One thing about native type ponies is that they have evolved over the years to be VERY efficient. Typically they live in areas where the grass is sparse and they have to browse the shrubs, trees and bunch grasses. Winters can be hard on them as they have work very hard digging down to find their food. They will get thin during the winter which sets up their bodies very well for spring when everything starts to blossom and grow again. HERE is one article I read about this. HERE is another.
Miniature horses are a man made height breed of horse. However they are bred from Shetland pony stock and the Shetland pony is one of the most efficient ponies out there!
It’s a tricky balance… The thing people get hung up on is this idea that minis and ponies can get fat on air. I know this is just a turn of phrase and not a fact, but too many people take that to heart and basically starve their ponies. All equines are meant to graze. Their bodies were designed to browse 18-20 hours a day. We must keep this in mind when feeding our easy keepers. A low quality hay (that isn’t moldy or dusty!) is the key. You really can’t help your little guys manage their weight if you are feeding a high quality hay. You can absolutely offer handful or half a flake of alfalfa hay once or twice a day, but I wouldn’t free feed it.
I am always adjusting the amount of hard feed my minis get. In the winter I lower it some and completely quit feeding any fats at all. They get a little bit in the 2 Tablespoons of Crypto but not enough to alter their natural response to it. Because of Bonnie’s IR I can not quit feeding the minerals. She needs them to balance out the high iron in our hay or she will get footie/laminitic. And she needs her meds (Thyro-L) every day as well. My horses get their hard feeds in the morning as that is when their blood sugar can be the highest.
I give them some hay spread out over the day. Depending on how bad the weather is they will get about a flake each, loose in the mornings, then I put a flake or two in their slow feed nets for the night. When I feed the loose hay I spread it around the track in small piles which encourages them to move around and eat instead of just standing in knee deep hay. This also helps with hay waste as they will not poop or pee in it if there is just enough for them to snack on in each pile. Typically a pile is 1/2 a flake or a 1/4 of a flake. If the wind is blowing I will have to make the piles a bit bigger or all the hay will just blow away. If it’s blowing more than 30 mph then I put the hay in the nets or they are chasing it across the pen. So it’s important to be flexible. I also don’t feed my horses at the same time every day. I change it up a bit. I don’t want them to get upset if I can’t show up at a certain time.

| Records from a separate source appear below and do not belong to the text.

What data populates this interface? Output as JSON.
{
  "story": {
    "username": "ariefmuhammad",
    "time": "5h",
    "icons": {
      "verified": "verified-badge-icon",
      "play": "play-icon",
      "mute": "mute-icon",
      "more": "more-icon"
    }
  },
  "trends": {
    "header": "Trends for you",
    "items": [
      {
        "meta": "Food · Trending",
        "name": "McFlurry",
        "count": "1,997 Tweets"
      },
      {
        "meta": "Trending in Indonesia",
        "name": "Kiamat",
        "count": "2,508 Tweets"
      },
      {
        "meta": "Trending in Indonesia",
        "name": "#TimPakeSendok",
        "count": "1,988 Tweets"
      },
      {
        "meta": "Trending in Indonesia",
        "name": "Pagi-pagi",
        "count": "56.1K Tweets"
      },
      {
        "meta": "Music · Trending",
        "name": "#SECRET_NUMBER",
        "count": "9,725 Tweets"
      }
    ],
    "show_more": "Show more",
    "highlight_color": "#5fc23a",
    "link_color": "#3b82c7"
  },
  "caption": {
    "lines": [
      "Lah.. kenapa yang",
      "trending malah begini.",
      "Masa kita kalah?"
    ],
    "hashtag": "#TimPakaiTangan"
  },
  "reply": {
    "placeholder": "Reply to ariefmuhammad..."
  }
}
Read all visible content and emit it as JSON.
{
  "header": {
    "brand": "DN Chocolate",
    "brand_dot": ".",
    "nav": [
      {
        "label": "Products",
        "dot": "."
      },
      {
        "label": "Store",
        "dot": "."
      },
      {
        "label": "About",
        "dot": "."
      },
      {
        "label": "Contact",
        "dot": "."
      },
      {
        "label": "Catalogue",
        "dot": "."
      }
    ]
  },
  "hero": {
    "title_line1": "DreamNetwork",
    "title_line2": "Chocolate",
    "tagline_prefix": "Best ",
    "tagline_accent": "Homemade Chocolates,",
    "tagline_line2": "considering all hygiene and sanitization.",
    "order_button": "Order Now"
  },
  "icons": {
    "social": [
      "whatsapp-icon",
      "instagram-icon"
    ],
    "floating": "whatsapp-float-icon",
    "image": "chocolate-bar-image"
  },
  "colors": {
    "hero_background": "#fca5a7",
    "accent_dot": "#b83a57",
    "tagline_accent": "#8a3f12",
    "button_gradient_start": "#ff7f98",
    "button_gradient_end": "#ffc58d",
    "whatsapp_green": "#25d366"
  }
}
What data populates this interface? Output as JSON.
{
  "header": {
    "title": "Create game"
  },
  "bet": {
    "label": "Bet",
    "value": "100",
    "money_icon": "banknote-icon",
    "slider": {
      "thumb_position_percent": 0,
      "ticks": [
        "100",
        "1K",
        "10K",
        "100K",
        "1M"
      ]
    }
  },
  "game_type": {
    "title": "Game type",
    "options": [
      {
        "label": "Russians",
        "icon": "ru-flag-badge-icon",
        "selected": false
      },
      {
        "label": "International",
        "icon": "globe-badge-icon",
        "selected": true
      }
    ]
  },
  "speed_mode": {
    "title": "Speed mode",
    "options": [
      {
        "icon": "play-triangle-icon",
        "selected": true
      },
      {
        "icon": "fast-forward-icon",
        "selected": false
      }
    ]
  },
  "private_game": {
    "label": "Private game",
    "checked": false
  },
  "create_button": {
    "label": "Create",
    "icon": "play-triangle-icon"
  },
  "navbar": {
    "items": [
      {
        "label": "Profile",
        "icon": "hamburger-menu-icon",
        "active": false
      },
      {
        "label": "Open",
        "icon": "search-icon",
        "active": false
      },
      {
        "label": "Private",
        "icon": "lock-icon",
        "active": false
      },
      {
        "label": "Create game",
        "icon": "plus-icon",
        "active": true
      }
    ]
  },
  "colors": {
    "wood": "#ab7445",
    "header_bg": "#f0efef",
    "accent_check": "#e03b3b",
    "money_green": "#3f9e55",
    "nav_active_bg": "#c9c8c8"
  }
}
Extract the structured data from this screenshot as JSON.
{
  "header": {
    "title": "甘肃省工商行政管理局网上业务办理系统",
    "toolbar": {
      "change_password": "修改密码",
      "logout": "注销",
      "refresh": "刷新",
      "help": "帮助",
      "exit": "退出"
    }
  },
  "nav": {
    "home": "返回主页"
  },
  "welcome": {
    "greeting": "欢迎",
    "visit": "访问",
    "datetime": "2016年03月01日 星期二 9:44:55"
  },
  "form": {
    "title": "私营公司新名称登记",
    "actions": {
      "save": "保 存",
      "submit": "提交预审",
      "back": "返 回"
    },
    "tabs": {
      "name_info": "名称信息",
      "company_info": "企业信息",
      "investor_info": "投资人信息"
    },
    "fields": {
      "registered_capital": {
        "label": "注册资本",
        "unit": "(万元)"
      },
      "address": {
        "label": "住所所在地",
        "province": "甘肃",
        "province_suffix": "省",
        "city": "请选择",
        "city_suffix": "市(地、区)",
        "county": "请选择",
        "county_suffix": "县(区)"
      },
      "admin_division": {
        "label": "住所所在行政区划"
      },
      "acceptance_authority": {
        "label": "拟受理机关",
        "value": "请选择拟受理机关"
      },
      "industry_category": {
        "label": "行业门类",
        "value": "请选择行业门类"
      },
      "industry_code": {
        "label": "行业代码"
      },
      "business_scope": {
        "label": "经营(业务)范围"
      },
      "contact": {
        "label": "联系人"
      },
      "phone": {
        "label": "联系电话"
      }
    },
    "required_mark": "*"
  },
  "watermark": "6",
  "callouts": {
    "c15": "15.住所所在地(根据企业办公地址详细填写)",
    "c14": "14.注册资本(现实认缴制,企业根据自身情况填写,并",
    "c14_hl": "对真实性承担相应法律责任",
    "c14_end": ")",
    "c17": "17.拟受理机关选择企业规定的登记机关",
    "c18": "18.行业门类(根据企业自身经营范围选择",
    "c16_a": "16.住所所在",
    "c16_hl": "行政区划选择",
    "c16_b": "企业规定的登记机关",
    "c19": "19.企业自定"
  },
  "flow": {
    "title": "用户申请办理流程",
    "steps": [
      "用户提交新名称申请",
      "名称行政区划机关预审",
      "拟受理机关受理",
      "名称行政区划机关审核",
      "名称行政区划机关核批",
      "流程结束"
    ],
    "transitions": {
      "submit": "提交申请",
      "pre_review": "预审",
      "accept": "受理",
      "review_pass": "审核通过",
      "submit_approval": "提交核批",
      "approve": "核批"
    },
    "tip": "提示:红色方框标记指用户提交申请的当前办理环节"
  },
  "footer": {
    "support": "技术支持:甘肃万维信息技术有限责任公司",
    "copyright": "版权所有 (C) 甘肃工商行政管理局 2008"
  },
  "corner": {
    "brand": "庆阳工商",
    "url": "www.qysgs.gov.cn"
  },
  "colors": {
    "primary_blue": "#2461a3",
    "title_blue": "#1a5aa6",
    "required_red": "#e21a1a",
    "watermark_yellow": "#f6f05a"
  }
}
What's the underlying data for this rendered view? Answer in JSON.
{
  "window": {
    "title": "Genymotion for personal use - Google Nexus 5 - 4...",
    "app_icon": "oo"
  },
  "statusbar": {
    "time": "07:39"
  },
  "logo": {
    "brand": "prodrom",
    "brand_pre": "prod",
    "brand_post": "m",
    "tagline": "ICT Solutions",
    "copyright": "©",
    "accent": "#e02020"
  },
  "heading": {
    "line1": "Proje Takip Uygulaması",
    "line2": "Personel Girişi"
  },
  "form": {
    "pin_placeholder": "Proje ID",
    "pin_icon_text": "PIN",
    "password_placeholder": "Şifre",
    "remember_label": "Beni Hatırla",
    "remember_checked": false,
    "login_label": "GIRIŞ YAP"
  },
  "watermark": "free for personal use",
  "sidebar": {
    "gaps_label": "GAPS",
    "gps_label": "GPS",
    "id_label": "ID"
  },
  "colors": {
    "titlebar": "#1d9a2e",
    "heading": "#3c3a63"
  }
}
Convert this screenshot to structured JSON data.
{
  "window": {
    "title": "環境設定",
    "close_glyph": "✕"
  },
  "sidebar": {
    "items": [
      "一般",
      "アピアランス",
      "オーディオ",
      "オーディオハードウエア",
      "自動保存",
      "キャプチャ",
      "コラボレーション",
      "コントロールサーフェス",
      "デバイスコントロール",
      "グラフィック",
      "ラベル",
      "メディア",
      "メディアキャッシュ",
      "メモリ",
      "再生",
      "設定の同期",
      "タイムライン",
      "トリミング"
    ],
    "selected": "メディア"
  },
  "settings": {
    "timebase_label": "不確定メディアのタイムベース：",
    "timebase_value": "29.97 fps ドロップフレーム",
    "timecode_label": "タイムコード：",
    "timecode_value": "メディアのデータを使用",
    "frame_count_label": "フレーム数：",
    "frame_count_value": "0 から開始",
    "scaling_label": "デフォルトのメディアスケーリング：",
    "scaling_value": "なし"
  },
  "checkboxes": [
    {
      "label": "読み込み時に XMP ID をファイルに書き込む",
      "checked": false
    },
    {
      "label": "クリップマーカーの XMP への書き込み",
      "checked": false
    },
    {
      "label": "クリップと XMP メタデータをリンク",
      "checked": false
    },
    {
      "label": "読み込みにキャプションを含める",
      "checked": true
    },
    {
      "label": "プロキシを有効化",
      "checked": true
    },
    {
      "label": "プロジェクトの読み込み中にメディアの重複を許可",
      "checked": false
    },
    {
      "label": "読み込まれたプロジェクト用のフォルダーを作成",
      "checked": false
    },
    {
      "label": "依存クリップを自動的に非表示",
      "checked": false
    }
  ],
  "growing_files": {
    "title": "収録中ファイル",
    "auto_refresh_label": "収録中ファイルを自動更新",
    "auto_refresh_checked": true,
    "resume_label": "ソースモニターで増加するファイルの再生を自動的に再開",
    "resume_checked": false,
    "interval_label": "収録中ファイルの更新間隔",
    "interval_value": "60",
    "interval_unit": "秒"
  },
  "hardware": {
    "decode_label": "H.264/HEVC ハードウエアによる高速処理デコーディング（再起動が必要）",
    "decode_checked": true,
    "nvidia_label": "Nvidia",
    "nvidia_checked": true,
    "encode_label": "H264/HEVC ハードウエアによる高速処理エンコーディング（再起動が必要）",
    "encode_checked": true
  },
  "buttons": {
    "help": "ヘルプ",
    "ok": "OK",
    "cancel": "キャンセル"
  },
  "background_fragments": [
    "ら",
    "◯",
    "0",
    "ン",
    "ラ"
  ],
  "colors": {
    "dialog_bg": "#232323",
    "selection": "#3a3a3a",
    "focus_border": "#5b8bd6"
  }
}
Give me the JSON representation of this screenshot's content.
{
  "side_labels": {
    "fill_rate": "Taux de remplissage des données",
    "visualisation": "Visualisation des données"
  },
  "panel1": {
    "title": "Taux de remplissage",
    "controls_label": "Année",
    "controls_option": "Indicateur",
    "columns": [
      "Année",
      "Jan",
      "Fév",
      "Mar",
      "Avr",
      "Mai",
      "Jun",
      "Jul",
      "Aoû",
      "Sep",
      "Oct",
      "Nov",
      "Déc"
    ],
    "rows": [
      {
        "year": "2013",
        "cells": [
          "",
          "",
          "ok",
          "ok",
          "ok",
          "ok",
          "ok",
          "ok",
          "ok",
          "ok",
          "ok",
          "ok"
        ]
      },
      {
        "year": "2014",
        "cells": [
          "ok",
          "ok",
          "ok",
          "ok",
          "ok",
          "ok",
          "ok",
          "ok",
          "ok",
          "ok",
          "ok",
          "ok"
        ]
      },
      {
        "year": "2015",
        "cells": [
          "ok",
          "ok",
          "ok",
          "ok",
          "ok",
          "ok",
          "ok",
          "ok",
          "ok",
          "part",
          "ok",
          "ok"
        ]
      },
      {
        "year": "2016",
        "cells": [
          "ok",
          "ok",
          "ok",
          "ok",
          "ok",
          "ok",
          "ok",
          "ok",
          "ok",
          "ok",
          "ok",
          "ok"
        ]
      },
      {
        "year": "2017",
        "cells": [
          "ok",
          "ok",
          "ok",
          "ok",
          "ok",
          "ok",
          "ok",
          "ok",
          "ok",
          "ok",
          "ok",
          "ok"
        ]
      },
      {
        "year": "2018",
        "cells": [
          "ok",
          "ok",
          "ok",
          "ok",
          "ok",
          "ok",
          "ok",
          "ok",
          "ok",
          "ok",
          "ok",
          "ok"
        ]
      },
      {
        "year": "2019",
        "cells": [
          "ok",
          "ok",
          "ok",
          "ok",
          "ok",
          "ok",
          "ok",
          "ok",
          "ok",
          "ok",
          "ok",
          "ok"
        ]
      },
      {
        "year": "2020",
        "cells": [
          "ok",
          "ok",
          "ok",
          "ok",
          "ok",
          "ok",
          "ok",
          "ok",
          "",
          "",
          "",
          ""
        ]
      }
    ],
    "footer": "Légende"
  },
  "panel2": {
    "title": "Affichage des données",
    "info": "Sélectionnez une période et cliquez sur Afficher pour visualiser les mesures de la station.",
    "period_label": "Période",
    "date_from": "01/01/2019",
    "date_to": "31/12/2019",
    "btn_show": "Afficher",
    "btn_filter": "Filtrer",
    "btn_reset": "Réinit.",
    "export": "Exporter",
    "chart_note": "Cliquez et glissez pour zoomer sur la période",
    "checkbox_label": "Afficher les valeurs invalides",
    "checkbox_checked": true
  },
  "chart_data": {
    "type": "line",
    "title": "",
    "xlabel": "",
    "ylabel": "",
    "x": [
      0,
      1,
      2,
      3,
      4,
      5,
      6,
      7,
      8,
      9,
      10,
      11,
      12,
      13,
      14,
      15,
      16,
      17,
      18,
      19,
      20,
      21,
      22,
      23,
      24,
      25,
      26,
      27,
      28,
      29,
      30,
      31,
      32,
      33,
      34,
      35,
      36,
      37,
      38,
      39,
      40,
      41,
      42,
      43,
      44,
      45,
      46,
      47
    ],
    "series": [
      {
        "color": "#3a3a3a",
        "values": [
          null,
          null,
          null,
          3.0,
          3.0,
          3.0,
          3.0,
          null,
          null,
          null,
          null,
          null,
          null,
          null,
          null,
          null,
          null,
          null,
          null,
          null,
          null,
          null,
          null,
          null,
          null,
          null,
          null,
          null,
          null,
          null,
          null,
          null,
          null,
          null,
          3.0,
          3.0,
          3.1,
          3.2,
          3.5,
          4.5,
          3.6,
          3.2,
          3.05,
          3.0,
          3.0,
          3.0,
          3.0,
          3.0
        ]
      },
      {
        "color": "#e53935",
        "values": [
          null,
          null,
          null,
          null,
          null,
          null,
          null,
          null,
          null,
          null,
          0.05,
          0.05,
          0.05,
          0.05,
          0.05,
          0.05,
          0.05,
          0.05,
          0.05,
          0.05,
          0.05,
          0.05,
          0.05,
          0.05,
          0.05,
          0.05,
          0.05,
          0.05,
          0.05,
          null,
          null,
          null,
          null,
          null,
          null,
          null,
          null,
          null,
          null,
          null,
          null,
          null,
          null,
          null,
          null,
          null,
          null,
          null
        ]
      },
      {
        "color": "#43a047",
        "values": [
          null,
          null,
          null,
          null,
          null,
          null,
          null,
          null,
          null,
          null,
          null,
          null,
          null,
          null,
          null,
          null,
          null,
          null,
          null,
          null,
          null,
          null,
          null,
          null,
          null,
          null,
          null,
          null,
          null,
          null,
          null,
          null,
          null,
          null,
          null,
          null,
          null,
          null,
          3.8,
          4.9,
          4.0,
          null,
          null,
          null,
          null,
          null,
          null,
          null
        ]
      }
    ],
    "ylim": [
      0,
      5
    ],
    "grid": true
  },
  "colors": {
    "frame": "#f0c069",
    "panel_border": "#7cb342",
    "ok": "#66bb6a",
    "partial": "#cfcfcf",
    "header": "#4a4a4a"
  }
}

I like to watch them out the window. They will be wandering around browsing on the track. They will look at the house, but continue to do their own thing until they hear a door close. If it’s my husband or one of my boys that comes out, they ignore them and continue browsing. If it’s me that shows up they come running!
I definitely don’t know everything and hope I never do. I do know when things are working for my horses and when things aren’t. The biggest thing to remember, when you are changing up your feed program, take it down the bare minimum and add in supplements one at a time. Carefully read the ingredients so you aren’t doubling up on anything and give the supplement time to work before adding anything else. One week is not long enough unless your horse is having adverse reactions to it. You must stick with it for at least three weeks to a month to know if anything is going to change.